The miner said the value of contracts awarded to Wintawari Guruma Enterprises since 2014 was double the value awarded to EGPL over the same period, even after adding contract extensions to EGPL.

The new contracts awarded to Wintawari include a joint venture with Morris Corporation to manage Fortescue’s giant Kangi camp at its Solomon hub – a contract originally awarded to EGPL in 2013.

If this trend continues, the winners will be the broad Eastern Guruma community, which indirectly owns the Wintawari business.

The losers will be EGPL and its three shareholders – Tania Stevens (whose brother is Wayne Stevens), Joselyn Hicks and Samantha Connors, who are also directors of the business.

Sue Boyd, who is a member of the Hughes family, sold her stake to the other shareholders in 2016.

Mr Camille is also a member of the Hughes family.

The shareholders face challenging times already after the business was hit by the mining downturn.

EGPL’s directors put the company into voluntary administration in October and since December it has been trading under a deed of company arrangement.

Chief executive Ron Villaflor told Business News the company was fulfilling its obligations under the deed, and that was his primary focus.

Its ongoing work include a five-year, $34 million contract with Rio Tinto for cleaning and maintenance at four mine sites, and $30 million of road maintenance and other works for Fortescue.

In his campaign against the establishment of Wintawari Guruma Enterprises, Mr Stevens had claimed EGPL was representative of the Eastern Guruma people.

In an email sent to directors of the corporation in March 2015, before the narrowing of ownership, he asked rhetorically: “Why is the (corporation) setting up another company to compete with EGPL?

“The EGPL is owned by the four family group members – the Stevens, Hicks, Hughes and Smith/Connors.

“The dividends paid by the EGPL are divided equally to these four family groups, as past history will prove.”

Wintawari director Tony Bevan sees it differently, saying Eastern Guruma members are not provided with any information on the operations, profitability and distributions of the company.
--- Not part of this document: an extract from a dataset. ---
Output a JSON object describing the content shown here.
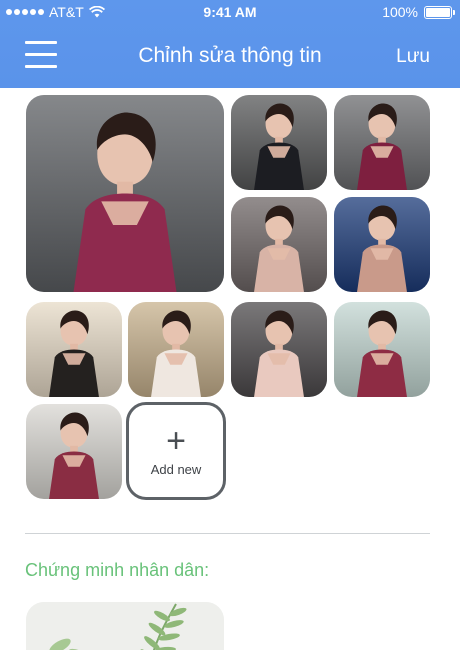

“EGPL does not consider that it has any accountability or responsibility to the Eastern Guruma people,” Mr Bevan said.

“It views itself as a private business.

“On this basis, it is entirely understandable that the broader Eastern Guruma membership would want to establish a commercial arm that would provide benefits for the Eastern Guruma community.

“This was the reason for forming Wintawari Guruma Enterprises back in 2014.”

Mr Stevens’ 2015 email contained additional allegations concerning the motives of Messrs Camille and Smith, which led to the Supreme Court defamation case.

Justice Paul Tottle found the allegations were defamatory and that Mr Stevens was motivated by malice.

Mr Camille was entitled to a payment of $10,000 and Mr Smith $3,000.

STANDING BY BUSINESS. TRUSTED BY BUSINESS.

Subscription Options